Designing good studies is essential. Experiments must work in order to generate the results you need. This requires more than just following recipes – you must validate your protocols and assays, as well as the antibodies, and reagents you use – whether they were developed in your lab for research, are under development as new products, or are under development for diagnostics or other testing applications. For tissue-based tests such as IHC/antibody studies, FISH, in situ gene expression analysis, imaging/cell morphology, and others, validation must be performed against a full panel of properly typed and matched tissue samples. Doing this will enable you to achieve the following desired results:
Consistency. Confirm consistent behavior and response across the full range of tissue and cell types, patient backgrounds, tissue collection sites and methods, etc.
Variation Analysis. Determine variation in signal and background detection across diverse tissue and cellular samples.
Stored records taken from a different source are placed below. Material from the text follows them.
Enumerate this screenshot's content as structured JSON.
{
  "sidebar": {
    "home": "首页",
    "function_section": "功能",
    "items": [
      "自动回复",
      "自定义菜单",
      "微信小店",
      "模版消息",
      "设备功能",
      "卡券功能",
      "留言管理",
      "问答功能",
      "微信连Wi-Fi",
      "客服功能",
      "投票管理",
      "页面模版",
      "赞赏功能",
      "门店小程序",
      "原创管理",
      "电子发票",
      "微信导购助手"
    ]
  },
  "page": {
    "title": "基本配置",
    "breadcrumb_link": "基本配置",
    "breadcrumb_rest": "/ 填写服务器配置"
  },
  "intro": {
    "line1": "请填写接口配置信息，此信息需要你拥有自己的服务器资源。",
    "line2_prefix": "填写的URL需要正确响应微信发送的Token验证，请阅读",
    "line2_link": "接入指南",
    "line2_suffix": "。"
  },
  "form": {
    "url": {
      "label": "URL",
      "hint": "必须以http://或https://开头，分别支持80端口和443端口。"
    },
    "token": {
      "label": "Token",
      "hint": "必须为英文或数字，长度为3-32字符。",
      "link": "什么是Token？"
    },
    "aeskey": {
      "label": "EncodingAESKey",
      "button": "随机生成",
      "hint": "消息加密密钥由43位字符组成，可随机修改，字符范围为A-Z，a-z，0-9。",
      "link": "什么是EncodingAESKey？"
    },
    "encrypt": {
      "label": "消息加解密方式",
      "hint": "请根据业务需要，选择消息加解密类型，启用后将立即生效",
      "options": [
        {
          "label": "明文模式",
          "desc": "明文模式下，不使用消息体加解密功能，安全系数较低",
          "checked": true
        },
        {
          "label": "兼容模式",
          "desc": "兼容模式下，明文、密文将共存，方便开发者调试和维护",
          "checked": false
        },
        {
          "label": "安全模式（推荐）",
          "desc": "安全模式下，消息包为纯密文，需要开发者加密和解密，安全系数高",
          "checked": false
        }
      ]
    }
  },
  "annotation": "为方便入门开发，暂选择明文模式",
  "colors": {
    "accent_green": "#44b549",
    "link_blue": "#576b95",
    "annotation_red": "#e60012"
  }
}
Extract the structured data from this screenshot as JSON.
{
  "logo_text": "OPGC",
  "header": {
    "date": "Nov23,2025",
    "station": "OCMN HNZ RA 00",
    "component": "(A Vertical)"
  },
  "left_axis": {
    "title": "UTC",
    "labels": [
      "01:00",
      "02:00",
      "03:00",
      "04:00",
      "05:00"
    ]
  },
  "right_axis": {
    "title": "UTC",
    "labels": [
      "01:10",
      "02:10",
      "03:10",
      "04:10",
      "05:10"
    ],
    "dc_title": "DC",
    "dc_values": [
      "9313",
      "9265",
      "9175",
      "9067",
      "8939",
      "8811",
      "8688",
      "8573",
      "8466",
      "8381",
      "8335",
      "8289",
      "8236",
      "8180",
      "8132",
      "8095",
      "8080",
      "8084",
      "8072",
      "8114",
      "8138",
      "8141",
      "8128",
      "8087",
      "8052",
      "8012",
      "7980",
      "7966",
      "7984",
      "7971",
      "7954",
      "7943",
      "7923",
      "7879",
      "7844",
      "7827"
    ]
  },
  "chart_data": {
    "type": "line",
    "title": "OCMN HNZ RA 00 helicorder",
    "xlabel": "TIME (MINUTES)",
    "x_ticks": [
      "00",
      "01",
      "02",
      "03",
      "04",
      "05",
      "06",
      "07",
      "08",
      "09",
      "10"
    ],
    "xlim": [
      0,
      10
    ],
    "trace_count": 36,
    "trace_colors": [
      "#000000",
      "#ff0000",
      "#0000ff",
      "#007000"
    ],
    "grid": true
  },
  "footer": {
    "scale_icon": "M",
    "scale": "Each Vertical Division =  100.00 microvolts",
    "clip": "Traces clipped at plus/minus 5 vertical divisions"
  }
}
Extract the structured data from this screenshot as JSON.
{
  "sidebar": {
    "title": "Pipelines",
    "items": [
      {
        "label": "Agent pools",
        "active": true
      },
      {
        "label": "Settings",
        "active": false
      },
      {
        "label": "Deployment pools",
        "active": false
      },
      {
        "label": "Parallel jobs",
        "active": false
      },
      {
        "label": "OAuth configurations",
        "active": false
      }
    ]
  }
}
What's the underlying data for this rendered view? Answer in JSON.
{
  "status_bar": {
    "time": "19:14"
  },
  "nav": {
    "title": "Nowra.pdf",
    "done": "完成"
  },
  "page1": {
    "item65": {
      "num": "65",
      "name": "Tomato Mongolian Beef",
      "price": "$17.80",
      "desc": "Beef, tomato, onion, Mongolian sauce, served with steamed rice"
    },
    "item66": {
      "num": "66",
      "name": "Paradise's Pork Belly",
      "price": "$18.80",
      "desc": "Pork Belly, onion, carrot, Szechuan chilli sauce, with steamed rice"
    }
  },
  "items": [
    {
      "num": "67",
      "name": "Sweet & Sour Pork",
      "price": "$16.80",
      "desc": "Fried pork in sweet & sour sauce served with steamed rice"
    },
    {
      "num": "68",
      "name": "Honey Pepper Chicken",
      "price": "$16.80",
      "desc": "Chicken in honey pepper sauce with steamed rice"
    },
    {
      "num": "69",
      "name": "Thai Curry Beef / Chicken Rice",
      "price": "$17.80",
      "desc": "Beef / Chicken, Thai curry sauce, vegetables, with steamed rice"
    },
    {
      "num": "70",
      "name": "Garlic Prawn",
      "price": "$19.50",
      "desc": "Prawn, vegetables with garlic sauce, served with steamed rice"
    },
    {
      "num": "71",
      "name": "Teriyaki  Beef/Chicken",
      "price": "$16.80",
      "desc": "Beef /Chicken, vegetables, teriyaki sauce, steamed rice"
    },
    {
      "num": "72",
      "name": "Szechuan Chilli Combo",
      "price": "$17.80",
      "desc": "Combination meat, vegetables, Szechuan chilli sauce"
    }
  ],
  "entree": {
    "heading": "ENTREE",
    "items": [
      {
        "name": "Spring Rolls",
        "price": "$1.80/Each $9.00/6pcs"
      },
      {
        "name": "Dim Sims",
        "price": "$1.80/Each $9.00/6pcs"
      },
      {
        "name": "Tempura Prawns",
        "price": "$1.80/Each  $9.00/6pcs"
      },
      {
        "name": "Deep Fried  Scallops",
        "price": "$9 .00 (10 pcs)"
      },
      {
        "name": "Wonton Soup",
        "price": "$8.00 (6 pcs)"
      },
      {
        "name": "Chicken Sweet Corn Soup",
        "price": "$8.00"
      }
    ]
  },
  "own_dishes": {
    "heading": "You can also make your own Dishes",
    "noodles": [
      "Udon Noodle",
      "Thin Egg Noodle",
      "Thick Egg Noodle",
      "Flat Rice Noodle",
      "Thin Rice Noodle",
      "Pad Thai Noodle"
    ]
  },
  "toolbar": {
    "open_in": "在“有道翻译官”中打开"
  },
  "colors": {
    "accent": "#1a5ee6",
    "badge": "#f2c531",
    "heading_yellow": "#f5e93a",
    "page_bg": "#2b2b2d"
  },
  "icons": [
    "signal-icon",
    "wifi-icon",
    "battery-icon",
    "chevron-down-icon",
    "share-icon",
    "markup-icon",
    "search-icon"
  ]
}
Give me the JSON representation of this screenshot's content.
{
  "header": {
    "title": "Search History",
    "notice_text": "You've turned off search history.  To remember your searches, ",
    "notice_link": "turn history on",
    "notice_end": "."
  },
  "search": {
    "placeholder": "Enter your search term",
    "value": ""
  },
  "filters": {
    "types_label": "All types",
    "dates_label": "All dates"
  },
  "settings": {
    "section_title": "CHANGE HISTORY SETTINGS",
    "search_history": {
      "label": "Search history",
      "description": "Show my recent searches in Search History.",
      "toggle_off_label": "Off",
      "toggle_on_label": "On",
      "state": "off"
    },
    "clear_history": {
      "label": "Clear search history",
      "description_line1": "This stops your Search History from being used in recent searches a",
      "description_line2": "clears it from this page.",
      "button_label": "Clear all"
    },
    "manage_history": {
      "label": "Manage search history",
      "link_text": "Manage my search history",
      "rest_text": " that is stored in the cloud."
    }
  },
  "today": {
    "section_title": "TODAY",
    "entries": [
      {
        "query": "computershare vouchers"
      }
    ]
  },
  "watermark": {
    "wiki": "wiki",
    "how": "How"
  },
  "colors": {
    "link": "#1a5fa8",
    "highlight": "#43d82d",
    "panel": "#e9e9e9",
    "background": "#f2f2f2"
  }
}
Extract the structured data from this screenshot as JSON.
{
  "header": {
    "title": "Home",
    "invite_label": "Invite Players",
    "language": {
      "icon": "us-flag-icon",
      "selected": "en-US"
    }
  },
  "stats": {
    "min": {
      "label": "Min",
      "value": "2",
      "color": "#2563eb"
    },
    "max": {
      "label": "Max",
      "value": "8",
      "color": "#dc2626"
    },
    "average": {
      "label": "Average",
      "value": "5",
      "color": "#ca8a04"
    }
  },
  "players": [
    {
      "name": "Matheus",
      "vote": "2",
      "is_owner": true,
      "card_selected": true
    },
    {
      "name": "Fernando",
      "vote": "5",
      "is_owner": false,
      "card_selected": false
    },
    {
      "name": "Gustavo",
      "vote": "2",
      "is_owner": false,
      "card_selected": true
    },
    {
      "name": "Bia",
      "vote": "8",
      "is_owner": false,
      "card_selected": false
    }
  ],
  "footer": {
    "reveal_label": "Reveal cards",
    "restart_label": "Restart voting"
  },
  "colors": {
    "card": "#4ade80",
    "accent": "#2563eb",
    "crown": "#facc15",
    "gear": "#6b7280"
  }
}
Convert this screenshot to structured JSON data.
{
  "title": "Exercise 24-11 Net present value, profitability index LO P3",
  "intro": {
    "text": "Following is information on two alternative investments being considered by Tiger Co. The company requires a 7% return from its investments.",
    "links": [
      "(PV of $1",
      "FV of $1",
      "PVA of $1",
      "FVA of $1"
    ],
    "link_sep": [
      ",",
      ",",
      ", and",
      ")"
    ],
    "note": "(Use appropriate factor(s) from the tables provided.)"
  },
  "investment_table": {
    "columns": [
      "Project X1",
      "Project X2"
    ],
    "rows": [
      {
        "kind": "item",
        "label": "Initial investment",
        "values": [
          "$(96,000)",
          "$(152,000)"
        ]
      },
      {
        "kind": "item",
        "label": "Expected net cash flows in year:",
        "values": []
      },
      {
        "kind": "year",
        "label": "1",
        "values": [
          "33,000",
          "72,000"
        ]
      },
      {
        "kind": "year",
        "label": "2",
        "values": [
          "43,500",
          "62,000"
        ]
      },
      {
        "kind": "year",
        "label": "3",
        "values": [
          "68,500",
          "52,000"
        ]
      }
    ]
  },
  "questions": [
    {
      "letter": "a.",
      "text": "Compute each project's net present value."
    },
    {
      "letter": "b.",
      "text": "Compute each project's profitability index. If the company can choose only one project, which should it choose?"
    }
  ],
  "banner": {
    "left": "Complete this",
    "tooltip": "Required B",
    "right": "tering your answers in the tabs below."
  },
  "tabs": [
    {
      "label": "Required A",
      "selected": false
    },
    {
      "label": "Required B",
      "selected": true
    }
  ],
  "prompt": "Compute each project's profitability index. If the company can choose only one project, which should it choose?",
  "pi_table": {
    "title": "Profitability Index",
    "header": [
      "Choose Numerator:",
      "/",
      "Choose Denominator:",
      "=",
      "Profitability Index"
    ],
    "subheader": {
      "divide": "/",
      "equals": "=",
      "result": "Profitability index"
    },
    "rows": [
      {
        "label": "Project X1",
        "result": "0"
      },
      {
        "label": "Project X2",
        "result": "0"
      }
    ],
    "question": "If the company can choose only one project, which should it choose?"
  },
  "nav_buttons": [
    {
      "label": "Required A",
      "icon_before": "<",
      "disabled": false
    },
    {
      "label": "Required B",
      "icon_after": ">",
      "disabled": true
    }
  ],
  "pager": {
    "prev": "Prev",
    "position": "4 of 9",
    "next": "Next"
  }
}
Disease-specific markers and changes. For cancer and other disease studies, it is important to characterize the range of differences in signal detection in the normal versus disease samples overall, and at the cellular level, as well as identify any factors associated with assay errors (false positives and negatives).
Assays and Reagents. For assays and reagents designed or being tested for ability to differentiate sub-populations within a disease population – for example, receptor status, protein phosphorylation state, gene/protein expression, chromosome translocation, or other biomarkers used to identify and select clinical patient subsets – it is important to validate the methods on sufficiently large and diverse sample sets. To accomplish this efficiently, you need a biobank as rich as Folio’s to get enough samples properly qualified and annotated with the disease state and other clinical characteristics, as well as possible outcome information. Folio has the number of samples required for good study design and experimental significance, and it will provide all of the diversity – or commonality – you need for your tissue samples.
Biomarker discovery. Discover new biomarkers or disease states that associate with your assay – for example, other proteins with similar or opposite changes in expression or localization within all, or specific, tissue and cell types, cellular morphology, or specific diseases or populations with consistently different patterns of detection.
Assay parameters. Determine the sensitivity and specificity of your assays, antibodies, and other reagents across a large, diverse, but well-matched set of tissue samples from the Folio Biosciences biobank.
Secondary screens. Once you have taken the steps to optimize your assays for the desired test, you can repeat them on the same samples from Folio. If you need more of specific cases, it can reserve the blocks for you from the sections provided, or it can help you widen/narrow the tissue selection to validate your final methods and reagents – for example, specific antibodies and combinations.